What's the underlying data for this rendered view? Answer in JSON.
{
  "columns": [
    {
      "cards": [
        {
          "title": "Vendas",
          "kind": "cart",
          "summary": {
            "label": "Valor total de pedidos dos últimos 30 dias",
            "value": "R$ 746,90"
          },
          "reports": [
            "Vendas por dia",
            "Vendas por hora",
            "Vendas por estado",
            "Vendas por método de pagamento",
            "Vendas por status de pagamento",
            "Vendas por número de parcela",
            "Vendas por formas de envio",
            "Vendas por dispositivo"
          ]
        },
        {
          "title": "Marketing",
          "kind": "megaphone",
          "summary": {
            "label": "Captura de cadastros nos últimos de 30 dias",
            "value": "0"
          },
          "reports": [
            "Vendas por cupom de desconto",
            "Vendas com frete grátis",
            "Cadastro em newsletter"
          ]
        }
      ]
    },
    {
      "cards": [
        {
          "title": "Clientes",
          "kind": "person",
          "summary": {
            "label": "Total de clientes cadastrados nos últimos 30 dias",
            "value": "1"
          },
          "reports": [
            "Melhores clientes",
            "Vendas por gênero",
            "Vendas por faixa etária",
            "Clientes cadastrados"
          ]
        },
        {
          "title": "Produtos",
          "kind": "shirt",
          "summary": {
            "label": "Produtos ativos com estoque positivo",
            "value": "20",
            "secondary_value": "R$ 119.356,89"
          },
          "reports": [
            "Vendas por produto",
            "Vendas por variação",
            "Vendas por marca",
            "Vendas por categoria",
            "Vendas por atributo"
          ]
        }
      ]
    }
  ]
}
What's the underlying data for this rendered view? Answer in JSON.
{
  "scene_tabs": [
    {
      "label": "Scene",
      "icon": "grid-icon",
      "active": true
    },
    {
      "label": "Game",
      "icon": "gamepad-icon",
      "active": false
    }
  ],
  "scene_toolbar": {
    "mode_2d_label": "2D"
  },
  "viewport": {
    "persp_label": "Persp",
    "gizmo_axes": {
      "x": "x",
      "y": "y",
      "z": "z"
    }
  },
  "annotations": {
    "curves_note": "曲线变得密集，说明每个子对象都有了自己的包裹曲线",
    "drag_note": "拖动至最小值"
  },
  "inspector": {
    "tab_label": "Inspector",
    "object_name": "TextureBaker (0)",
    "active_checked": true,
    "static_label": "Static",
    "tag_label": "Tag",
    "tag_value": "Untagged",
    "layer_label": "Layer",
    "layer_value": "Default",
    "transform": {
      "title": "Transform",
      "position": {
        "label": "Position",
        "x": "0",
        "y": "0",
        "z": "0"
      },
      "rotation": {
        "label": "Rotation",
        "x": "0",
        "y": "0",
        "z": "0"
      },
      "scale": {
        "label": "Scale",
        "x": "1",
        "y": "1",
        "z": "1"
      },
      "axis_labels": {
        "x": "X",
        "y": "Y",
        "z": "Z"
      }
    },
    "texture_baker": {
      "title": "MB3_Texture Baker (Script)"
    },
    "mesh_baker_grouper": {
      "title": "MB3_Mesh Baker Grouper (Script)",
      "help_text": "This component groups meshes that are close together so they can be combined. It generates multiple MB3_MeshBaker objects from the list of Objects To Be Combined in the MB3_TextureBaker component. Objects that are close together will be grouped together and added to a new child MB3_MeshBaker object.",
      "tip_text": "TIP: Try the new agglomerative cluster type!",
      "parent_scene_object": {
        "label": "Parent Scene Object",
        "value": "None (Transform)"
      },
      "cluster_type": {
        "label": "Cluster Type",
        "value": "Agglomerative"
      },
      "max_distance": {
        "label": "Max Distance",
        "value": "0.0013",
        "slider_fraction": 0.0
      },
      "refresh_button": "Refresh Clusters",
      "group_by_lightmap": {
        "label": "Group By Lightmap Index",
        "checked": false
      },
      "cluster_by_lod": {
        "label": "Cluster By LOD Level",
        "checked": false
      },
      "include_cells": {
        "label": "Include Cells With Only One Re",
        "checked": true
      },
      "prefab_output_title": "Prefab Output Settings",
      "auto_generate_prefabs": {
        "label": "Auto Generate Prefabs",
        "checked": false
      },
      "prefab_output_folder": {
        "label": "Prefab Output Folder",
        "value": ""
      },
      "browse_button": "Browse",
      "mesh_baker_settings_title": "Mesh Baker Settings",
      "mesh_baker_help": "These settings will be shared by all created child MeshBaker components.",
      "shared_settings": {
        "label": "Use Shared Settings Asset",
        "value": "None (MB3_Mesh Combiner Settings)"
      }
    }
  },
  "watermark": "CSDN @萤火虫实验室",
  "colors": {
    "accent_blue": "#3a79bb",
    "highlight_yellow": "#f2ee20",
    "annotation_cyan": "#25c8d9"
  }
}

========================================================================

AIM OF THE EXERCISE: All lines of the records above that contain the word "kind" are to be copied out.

TASK RESPONSE:
          "kind": "cart",
          "kind": "megaphone",
          "kind": "person",
          "kind": "shirt",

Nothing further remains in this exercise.